* [The problem]: Check each line of the material below for the string "majkaveli" and reply with how many have it, nothing more.

* [Records for this exercise]:
+ + + +

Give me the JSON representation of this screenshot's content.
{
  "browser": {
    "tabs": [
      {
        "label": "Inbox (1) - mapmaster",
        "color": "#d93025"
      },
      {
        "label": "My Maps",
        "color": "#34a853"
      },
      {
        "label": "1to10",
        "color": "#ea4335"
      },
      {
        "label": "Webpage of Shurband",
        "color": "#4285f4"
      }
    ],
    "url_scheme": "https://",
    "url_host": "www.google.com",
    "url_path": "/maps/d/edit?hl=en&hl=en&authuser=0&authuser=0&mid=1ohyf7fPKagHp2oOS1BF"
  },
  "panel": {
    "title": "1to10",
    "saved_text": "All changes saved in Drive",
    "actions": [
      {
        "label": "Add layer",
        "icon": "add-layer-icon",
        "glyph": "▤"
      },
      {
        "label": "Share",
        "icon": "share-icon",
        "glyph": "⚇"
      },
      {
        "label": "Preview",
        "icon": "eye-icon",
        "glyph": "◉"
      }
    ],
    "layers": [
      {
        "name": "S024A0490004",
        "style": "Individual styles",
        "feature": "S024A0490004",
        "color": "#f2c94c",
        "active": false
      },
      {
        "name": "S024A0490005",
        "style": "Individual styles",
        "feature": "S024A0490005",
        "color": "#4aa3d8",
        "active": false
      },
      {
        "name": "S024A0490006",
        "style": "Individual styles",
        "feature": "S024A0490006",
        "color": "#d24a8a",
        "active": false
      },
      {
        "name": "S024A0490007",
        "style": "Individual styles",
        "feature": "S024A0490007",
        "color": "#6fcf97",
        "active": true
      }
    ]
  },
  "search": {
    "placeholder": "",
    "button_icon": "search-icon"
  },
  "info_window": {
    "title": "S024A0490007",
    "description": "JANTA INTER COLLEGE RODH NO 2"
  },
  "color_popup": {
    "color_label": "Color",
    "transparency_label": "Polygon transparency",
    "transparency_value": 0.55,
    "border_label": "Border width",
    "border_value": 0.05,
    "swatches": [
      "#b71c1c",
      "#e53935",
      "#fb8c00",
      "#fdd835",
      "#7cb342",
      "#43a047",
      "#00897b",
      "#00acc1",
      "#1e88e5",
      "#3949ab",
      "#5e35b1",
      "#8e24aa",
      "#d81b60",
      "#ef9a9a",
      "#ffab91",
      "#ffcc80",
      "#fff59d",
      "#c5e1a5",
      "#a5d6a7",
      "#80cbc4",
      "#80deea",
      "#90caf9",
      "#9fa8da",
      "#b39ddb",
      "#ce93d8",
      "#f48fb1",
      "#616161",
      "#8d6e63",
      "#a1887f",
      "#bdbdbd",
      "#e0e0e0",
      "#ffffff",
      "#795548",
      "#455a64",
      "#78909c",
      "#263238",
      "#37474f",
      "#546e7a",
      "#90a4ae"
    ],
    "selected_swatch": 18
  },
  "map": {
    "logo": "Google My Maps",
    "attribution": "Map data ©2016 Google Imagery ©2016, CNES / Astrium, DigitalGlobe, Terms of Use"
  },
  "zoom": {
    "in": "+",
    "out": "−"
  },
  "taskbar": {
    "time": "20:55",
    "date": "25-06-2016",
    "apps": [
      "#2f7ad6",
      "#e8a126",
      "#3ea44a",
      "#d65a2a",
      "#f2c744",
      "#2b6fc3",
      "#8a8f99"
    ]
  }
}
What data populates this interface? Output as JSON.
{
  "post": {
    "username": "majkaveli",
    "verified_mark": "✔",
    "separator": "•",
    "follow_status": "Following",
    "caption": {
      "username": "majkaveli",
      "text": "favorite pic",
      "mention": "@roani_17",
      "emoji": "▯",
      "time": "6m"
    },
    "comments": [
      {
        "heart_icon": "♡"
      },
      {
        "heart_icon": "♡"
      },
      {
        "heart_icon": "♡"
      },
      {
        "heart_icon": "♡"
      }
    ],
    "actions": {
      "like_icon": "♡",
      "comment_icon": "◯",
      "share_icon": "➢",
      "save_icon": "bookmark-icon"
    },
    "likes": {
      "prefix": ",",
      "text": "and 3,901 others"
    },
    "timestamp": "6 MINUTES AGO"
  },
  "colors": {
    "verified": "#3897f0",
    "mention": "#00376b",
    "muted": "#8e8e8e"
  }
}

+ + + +

* [Result of the task]: 2